A team of scientists from the Wake Forest School of Medicine set out to understand how dopamine and serotonin affect the decision-making process in the human brain. Scientists already know that dopamine is a neurotransmitter that facilitates communication between nerve cells. It is also the hormone responsible for pleasure and the brain’s reward system. Serotonin is often referred to as the chemical responsible for happiness and wellbeing.

The two hormones are also linked to various mental disorders such as depression and addiction. For example, addiction occurs when individuals become too dependent on dopamine. The scientists therefore set out to determine how dopamine and serotonin influence decision making so that they can better understand how to tackle related mental disorders.

“This study provides us a unique window into the human brain that has been inaccessible until now,” stated Dr. Kenneth T. Kishida, the lead investigator in the study.

What the researchers found in the recent study
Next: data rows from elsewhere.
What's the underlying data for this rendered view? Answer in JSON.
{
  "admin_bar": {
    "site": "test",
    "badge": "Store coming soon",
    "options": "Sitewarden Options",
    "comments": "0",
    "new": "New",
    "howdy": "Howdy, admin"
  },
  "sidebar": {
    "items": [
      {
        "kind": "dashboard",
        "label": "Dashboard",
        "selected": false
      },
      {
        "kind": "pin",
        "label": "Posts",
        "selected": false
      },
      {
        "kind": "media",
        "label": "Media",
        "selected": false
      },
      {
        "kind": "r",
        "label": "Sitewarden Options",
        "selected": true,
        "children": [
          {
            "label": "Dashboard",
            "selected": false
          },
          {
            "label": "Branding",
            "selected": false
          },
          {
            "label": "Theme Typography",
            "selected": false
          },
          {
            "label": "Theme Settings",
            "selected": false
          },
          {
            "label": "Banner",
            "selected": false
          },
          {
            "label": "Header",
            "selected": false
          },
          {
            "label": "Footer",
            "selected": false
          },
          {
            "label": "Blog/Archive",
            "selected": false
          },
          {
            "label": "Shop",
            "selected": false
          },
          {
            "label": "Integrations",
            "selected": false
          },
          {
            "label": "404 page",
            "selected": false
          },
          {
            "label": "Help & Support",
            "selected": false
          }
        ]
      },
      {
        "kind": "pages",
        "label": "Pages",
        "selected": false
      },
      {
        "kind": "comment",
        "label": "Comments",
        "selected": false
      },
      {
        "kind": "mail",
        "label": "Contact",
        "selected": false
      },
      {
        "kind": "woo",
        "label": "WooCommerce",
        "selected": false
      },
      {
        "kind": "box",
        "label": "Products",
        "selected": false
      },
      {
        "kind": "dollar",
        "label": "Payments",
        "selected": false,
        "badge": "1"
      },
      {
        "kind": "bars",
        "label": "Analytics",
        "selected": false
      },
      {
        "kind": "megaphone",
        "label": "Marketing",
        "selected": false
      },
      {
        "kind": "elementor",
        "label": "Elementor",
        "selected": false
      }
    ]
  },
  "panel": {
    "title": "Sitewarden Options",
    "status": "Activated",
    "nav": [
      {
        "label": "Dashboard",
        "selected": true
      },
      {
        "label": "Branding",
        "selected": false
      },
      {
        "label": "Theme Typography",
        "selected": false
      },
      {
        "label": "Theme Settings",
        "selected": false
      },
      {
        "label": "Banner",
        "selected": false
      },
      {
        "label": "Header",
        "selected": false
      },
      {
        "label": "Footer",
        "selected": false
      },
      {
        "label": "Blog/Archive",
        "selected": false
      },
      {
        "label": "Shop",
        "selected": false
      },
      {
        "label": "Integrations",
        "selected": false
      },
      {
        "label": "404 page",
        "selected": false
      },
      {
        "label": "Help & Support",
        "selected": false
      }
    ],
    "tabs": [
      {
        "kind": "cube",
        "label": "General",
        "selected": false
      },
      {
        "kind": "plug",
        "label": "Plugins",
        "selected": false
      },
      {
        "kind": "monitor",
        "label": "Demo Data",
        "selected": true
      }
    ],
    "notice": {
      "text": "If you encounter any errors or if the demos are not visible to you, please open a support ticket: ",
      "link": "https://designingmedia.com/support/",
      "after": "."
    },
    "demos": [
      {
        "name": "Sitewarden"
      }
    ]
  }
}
Dr. Kishida also noted that everything known about dopamine and serotonin before the recent study was based on previous studies on animals, not on human subjects. The latest study focused on five human subjects who were observed using an electrochemical method that measures serotonin and dopamine levels.

The subjects performed various tasks as part of the experiment, such as playing video games. Their dopamine and serotonin levels were observed. The findings from the study revealed that the subjects experienced more serotonin release when they made decisions that they were uncertain about. The scientists also observed that subjects also demonstrated higher dopamine levels right before making choice in a game.
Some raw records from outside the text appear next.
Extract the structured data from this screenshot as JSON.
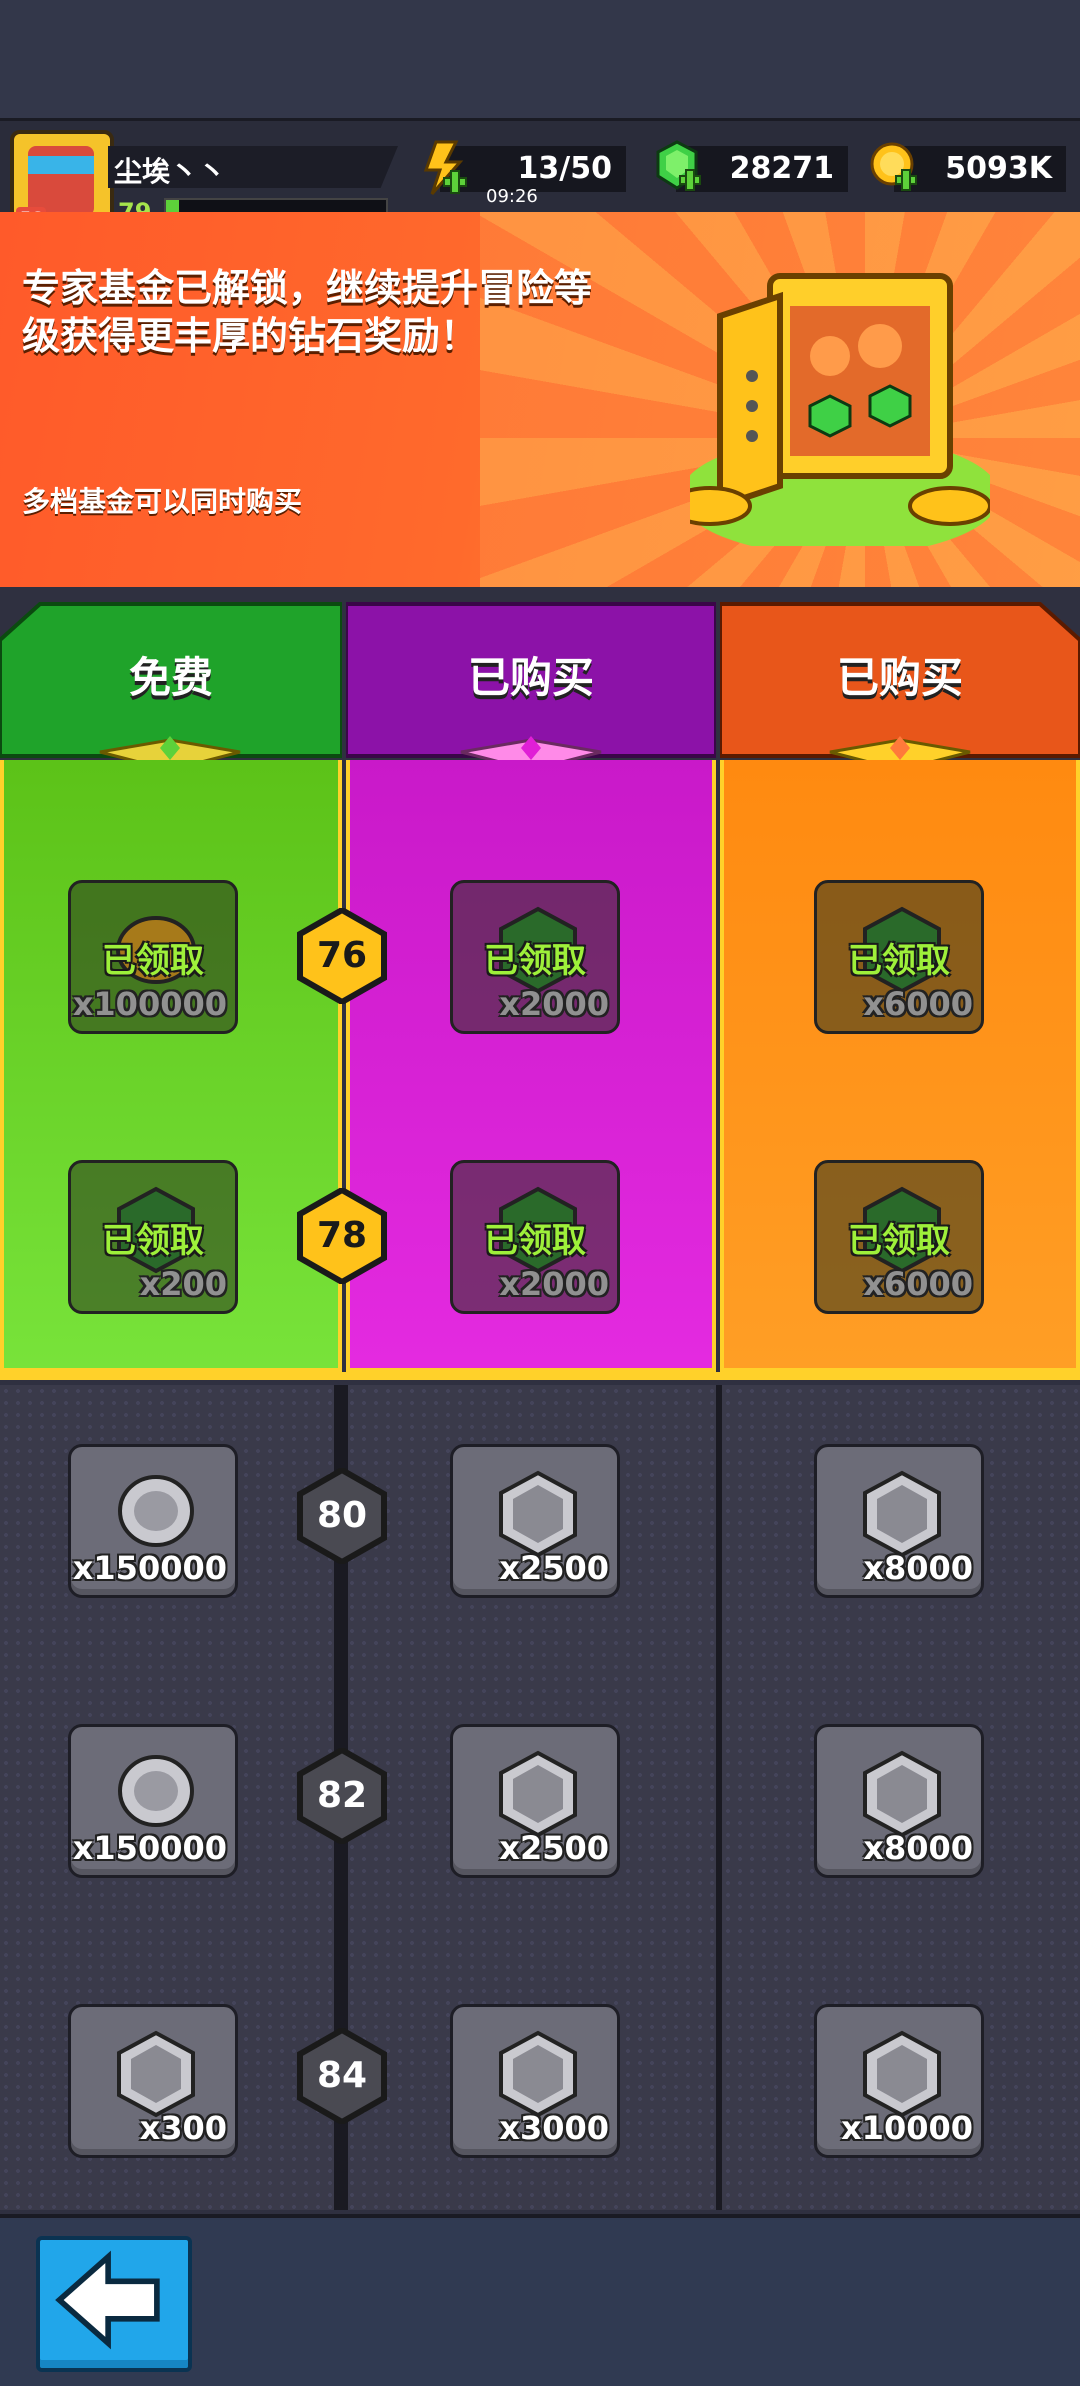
{
  "player": {
    "name": "尘埃丶丶",
    "avatar_badge": "56",
    "level": "79",
    "xp_fraction": 0.06
  },
  "resources": {
    "energy": "13/50",
    "energy_timer": "09:26",
    "gems": "28271",
    "gold": "5093K"
  },
  "banner": {
    "title": "专家基金已解锁，继续提升冒险等级获得更丰厚的钻石奖励！",
    "subtitle": "多档基金可以同时购买"
  },
  "columns": {
    "free": "免费",
    "tier2": "已购买",
    "tier3": "已购买"
  },
  "claim_label": "已领取",
  "rows": [
    {
      "level": "76",
      "free": "x100000",
      "tier2": "x2000",
      "tier3": "x6000"
    },
    {
      "level": "78",
      "free": "x200",
      "tier2": "x2000",
      "tier3": "x6000"
    },
    {
      "level": "80",
      "free": "x150000",
      "tier2": "x2500",
      "tier3": "x8000"
    },
    {
      "level": "82",
      "free": "x150000",
      "tier2": "x2500",
      "tier3": "x8000"
    },
    {
      "level": "84",
      "free": "x300",
      "tier2": "x3000",
      "tier3": "x10000"
    }
  ],
  "colors": {
    "free": "#46b81c",
    "tier2": "#c617c8",
    "tier3": "#ff8a10",
    "accent": "#ffd12a"
  }
}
The higher the anticipation, the more dopamine was released while serotonin levels dropped. The observation was that the two chemicals acted opposites where one would increase as the other decreased as subjects made decisions. Scientists believe that the findings from the study will help create a better understanding of how drugs affect decision making.